Problem to work on
Check every line of the data and copy the ones where "object" appears.

○ ○ ○

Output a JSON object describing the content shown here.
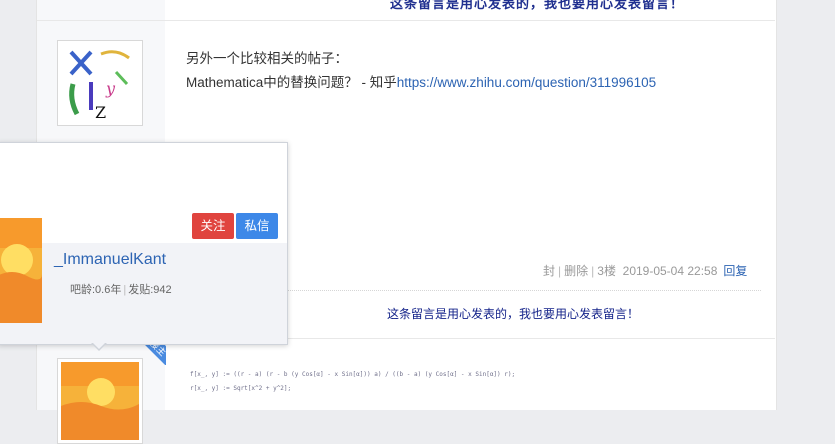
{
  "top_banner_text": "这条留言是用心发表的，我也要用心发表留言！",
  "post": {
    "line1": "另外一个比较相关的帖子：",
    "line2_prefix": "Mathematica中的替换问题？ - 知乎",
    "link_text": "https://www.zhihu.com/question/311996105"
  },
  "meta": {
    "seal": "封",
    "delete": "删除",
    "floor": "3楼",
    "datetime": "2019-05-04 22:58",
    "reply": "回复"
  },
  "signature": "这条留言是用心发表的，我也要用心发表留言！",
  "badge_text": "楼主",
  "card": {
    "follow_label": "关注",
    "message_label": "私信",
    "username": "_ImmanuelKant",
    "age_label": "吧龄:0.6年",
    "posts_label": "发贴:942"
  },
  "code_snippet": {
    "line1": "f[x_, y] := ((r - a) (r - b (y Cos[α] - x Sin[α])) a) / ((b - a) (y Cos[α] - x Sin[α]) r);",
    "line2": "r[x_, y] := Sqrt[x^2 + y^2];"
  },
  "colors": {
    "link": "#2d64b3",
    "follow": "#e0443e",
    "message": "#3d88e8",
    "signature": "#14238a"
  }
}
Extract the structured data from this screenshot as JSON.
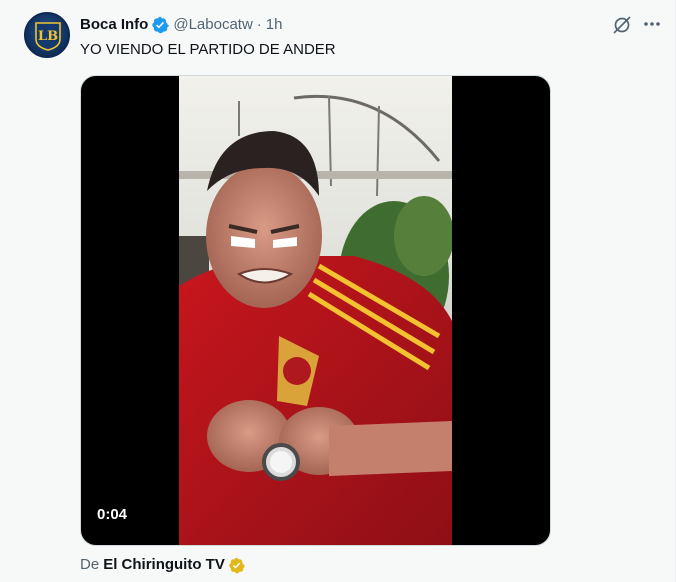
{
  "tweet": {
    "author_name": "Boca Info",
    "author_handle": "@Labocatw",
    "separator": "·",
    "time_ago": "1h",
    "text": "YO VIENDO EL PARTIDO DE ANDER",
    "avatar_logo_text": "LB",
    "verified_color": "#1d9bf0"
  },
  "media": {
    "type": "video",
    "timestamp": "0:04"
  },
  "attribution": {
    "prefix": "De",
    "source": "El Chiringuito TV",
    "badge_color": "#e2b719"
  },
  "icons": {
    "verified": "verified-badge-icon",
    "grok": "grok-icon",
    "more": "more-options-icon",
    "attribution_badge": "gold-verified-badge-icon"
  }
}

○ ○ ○

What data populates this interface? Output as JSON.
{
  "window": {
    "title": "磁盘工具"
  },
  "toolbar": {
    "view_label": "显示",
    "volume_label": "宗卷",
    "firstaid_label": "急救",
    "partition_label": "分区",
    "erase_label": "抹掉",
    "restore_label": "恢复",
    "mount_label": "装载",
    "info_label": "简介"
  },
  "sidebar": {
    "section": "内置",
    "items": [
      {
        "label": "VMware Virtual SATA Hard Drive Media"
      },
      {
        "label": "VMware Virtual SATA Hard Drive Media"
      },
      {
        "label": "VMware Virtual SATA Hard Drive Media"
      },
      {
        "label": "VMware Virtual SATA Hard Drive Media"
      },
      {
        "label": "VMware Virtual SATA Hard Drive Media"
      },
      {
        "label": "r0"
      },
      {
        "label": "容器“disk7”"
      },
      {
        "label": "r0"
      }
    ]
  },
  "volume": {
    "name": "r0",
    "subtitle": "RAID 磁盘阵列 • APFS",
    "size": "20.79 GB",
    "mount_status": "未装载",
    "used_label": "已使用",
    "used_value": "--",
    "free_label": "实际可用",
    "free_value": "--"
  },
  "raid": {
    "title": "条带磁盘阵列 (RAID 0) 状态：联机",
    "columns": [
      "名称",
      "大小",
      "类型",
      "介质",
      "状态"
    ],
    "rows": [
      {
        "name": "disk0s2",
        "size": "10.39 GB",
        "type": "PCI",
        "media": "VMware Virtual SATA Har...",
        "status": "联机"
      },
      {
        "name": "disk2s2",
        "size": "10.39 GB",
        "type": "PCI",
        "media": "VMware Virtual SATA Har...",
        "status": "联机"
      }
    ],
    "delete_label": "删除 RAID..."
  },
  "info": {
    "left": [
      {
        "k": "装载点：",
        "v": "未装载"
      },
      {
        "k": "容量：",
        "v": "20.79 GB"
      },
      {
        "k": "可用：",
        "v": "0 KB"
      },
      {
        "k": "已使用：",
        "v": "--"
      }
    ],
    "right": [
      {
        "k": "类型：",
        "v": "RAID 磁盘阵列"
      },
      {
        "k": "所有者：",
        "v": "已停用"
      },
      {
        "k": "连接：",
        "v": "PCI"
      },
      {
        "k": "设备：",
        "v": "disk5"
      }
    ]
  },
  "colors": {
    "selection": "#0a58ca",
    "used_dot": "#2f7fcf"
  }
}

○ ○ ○

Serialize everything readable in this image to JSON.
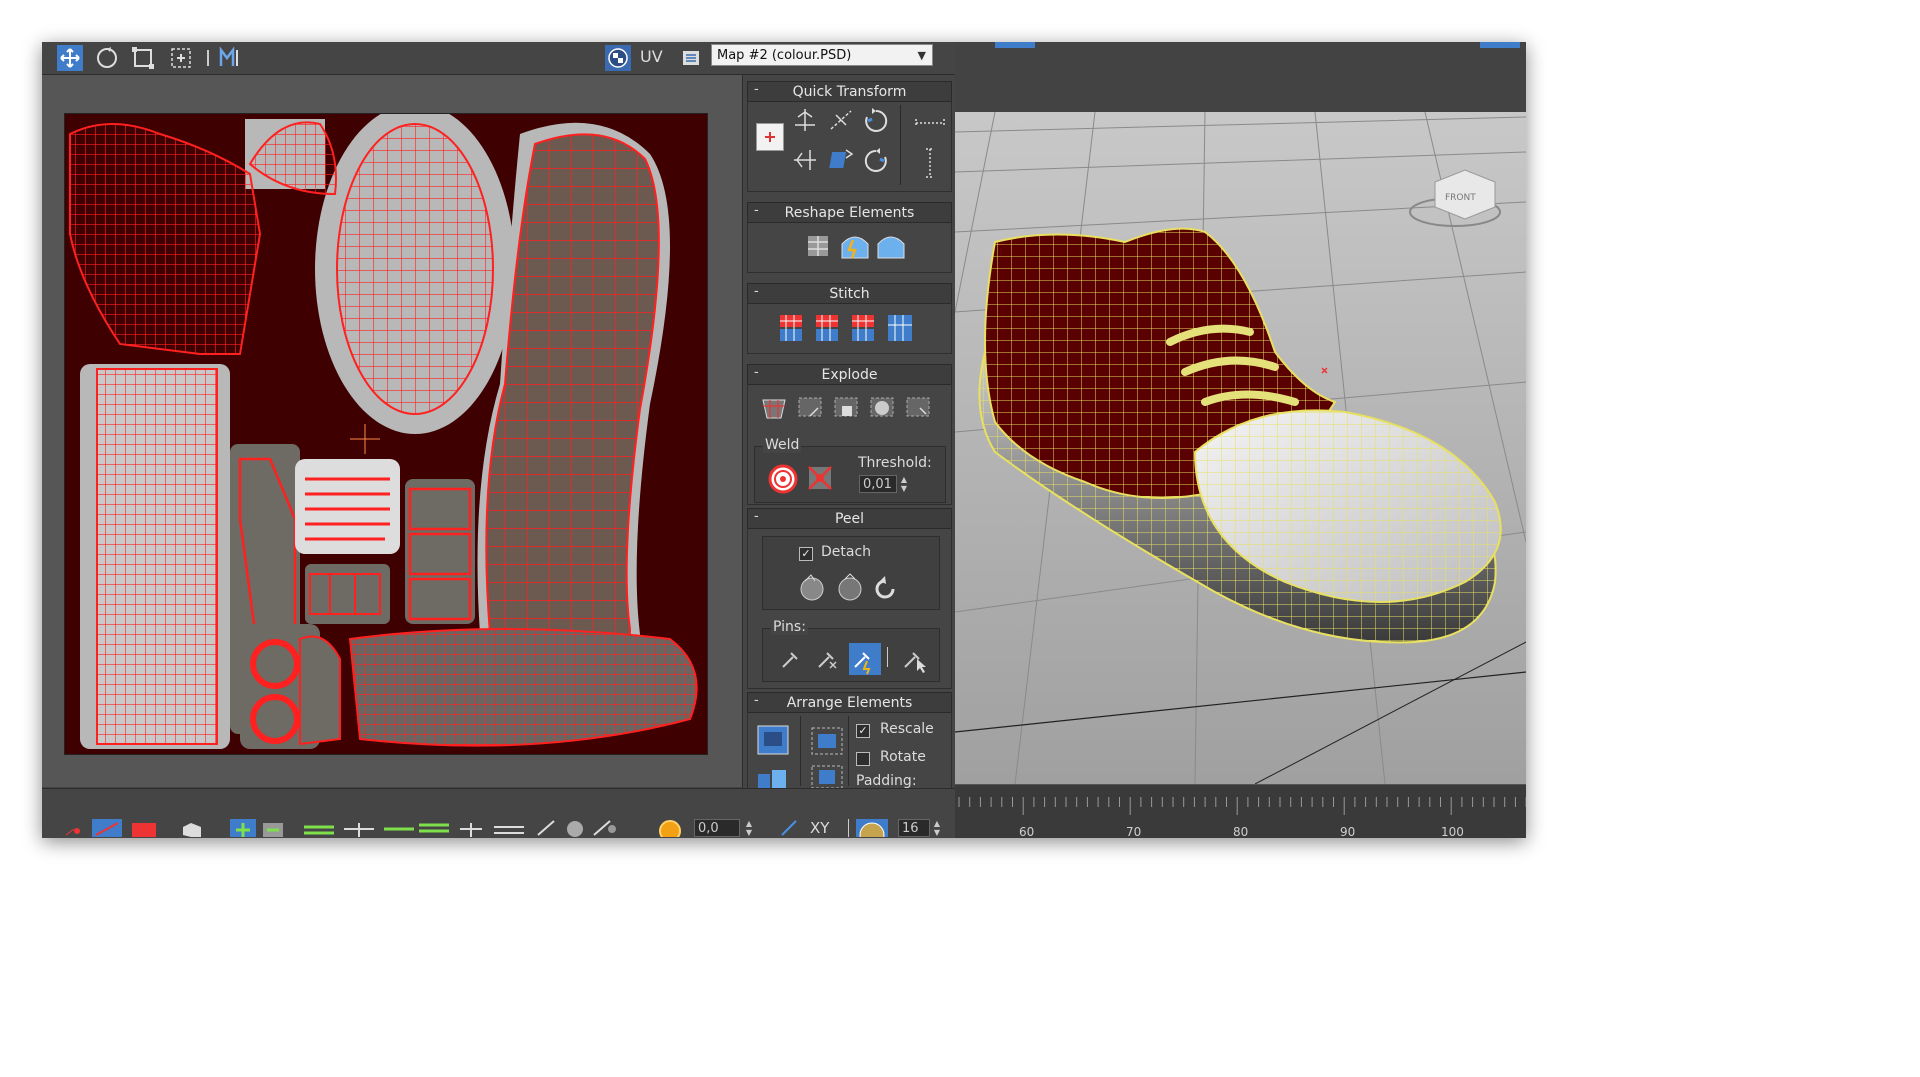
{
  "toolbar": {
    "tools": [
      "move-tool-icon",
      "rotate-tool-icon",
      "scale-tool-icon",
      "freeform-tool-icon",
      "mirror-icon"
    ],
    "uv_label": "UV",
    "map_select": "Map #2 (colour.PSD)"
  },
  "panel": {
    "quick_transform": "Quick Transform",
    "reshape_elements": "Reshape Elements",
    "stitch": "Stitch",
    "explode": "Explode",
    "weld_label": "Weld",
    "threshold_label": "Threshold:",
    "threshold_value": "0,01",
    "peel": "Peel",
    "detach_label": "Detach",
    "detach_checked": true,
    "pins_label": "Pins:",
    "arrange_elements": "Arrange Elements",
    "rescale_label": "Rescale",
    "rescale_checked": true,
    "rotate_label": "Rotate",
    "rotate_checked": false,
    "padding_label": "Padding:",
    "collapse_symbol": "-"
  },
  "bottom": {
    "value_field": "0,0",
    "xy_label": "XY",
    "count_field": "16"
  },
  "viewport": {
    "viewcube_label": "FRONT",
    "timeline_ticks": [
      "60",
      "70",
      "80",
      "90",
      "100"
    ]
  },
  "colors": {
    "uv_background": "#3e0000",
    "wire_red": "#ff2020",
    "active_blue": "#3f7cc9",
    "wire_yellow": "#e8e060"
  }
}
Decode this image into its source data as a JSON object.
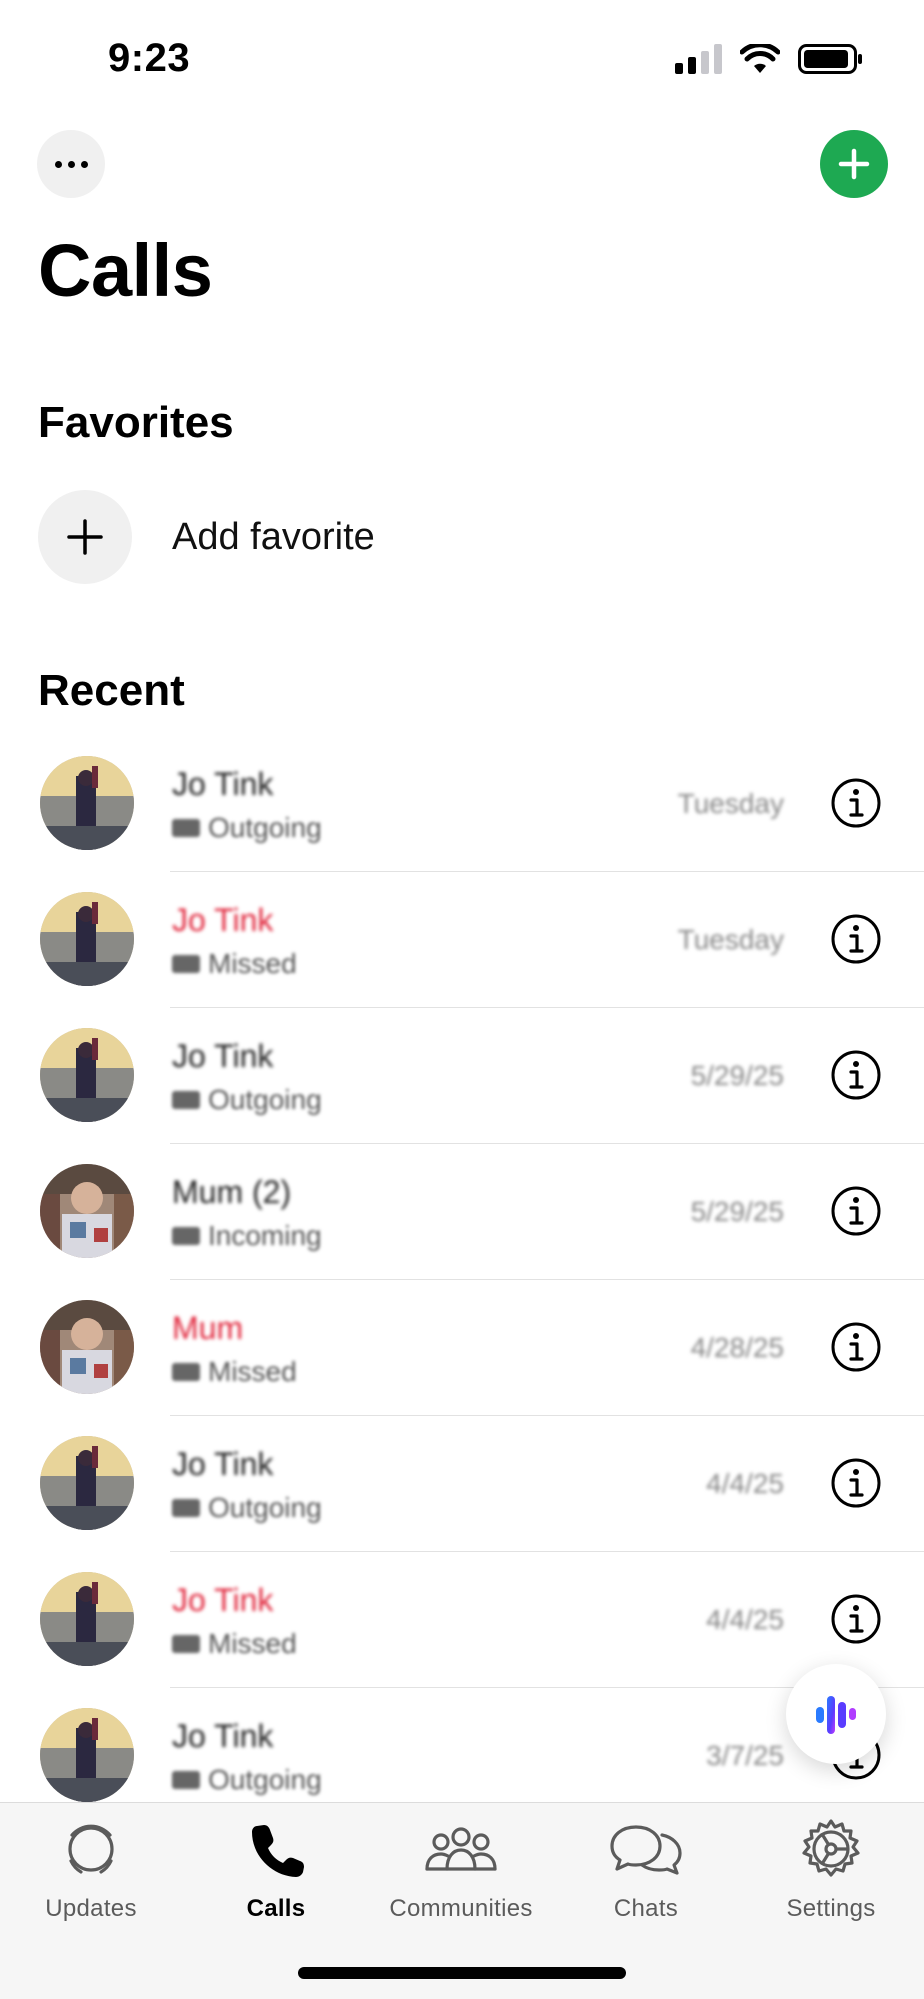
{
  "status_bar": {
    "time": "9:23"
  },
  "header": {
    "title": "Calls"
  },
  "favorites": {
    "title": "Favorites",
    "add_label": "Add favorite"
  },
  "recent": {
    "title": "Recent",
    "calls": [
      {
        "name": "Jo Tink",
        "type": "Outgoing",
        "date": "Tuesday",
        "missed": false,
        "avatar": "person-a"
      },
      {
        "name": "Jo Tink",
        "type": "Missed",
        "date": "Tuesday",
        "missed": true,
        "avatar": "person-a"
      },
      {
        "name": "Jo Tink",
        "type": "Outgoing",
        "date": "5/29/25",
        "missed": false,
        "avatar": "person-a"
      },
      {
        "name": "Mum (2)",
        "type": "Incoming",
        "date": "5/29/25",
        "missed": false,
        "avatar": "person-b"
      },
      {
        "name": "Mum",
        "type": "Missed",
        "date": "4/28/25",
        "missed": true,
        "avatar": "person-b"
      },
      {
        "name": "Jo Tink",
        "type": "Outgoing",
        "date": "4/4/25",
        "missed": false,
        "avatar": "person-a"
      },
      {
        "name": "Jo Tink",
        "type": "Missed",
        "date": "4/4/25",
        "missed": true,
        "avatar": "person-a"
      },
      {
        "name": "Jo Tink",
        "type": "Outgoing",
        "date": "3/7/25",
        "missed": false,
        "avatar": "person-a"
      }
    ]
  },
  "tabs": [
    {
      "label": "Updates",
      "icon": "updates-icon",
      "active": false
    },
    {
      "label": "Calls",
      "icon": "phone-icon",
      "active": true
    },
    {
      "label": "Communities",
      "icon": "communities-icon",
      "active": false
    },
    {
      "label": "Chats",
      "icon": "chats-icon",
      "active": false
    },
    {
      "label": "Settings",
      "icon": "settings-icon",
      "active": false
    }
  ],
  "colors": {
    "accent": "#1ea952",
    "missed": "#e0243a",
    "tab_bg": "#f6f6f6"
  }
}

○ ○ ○

The completed task
Output a JSON object describing the content shown here.
Decode this image into its source data as a JSON object.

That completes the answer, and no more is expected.